The Flames missed the playoffs after a surprise postseason run a year ago, and problems that were there all along doomed Hartley. Calgary is the biggest wild card in the entire process because Boudreau knows how to get the most out of young talent, but GM Brad Treliving could think outside the box.

Calgary needs a coach who will improve its special teams. Hartley, who won the Jack Adams Award as coach of the year last season, knows his power-play and penalty-killing units weren’t good enough, but he sees the potential of forwards Sean Monahan and Johnny Gaudreau, and knows his successor will have success.

“I really believe that this team is just a couple of players away from being a great hockey club despite the fact that they’re still a very young hockey team,” Hartley said Wednesday. “We have done lots of good things that maybe didn’t show in the standings but will show in the very near future.”

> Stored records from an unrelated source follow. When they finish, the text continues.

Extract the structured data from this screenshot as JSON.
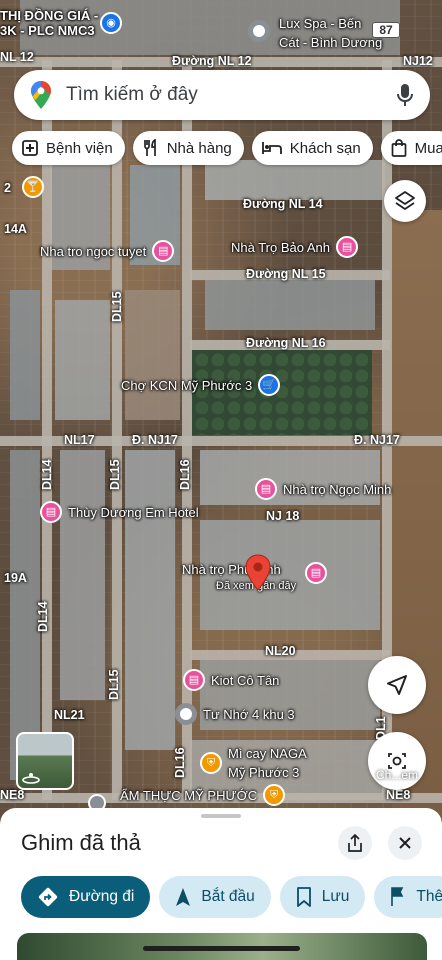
{
  "top_labels": {
    "left_poi": "THỊ ĐỒNG GIÁ -\n3K - PLC NMC3",
    "right_poi": "Lux Spa - Bến\nCát - Bình Dương",
    "route_badge": "87"
  },
  "search": {
    "placeholder": "Tìm kiếm ở đây"
  },
  "chips": [
    {
      "icon": "hospital-icon",
      "label": "Bệnh viện"
    },
    {
      "icon": "restaurant-icon",
      "label": "Nhà hàng"
    },
    {
      "icon": "hotel-icon",
      "label": "Khách sạn"
    },
    {
      "icon": "shopping-icon",
      "label": "Mua"
    }
  ],
  "streets": {
    "nl12": "Đường NL 12",
    "nl12_left": "NL 12",
    "nj12": "NJ12",
    "nl14": "Đường NL 14",
    "nl15": "Đường NL 15",
    "nl16": "Đường NL 16",
    "nl17": "NL17",
    "dnj17": "Đ. NJ17",
    "dnj17_right": "Đ. NJ17",
    "nj18": "NJ 18",
    "nl20": "NL20",
    "nl21": "NL21",
    "ne8_left": "NE8",
    "ne8_right": "NE8",
    "dl15_top": "DL15",
    "dl14": "DL14",
    "dl15_mid": "DL15",
    "dl16_mid": "DL16",
    "dl14_low": "DL14",
    "dl15_low": "DL15",
    "dl16_low": "DL16",
    "dl1": "DL1",
    "a14": "14A",
    "a19": "19A",
    "two": "2"
  },
  "pois": {
    "nha_tro_ngoc_tuyet": "Nha tro ngoc tuyet",
    "nha_tro_bao_anh": "Nhà Trọ Bảo Anh",
    "cho_kcn": "Chợ KCN Mỹ Phước 3",
    "nha_tro_ngoc_minh": "Nhà trọ Ngọc Minh",
    "thuy_duong": "Thùy Dương Em Hotel",
    "nha_tro_phu_vinh": "Nhà trọ Phú Vinh",
    "recently_viewed": "Đã xem gần đây",
    "kiot_co_tan": "Kiot Cô Tân",
    "tu_nho": "Tư Nhớ 4 khu 3",
    "mi_cay": "Mì cay NAGA\nMỹ Phước 3",
    "am_thuc": "ẨM THỰC MỸ PHƯỚC"
  },
  "controls": {
    "layers_icon": "layers-icon",
    "locate_icon": "navigation-arrow-icon",
    "chat_label": "Ch...em"
  },
  "sheet": {
    "title": "Ghim đã thả",
    "actions": [
      {
        "icon": "directions-icon",
        "label": "Đường đi"
      },
      {
        "icon": "start-arrow-icon",
        "label": "Bắt đầu"
      },
      {
        "icon": "bookmark-icon",
        "label": "Lưu"
      },
      {
        "icon": "flag-icon",
        "label": "Thê"
      }
    ]
  },
  "colors": {
    "poi_pink": "#e8519c",
    "poi_blue": "#1a73e8",
    "pin_red": "#ea4335",
    "primary_action": "#0b5e79",
    "secondary_action": "#d3e9f3"
  }
}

Like the Flames, the Senators made the playoffs against long odds in 2014-15 and fell backward in the standings this year, costing Dave Cameron his job. NHL head-coaching experience is a prerequisite, so Boudreau, Hartley, Yeo, Carlyle, Kevin Dineen, Marc Crawford and Guy Boucher are all legitimate candidates.

Senators owner Eugene Melnyk said on Toronto’s AM-590 that the team was down to its last couple of interviews.

“It’s gone well,” Melnyk said. “There’s some great talent (available).”

Hartley, Boudreau and MacLean have all been named coach of the year, Carlyle and Crawford have each won the Cup, and Dineen helped the Chicago Blackhawks win it as an assistant.

Then there are hot names like Washington Capitals assistant Todd Reirden and Philadelphia Flyers minor-league coach Scott Gordon, as well as college coaches like Providence’s Nate Leaman of and Denver’s Jim Montgomery.

Of course, Hartley and his counterparts won’t go quietly.

“Coaching is my passion, coaching is in my blood, there’s no doubt that I want to coach,” Hartley said. “I’m only 55 years old, and I believe that I’m in great shape and I love this game, I love teaching, I love competing to win hockey games.”

Related: Sens will interview Boudreau on Friday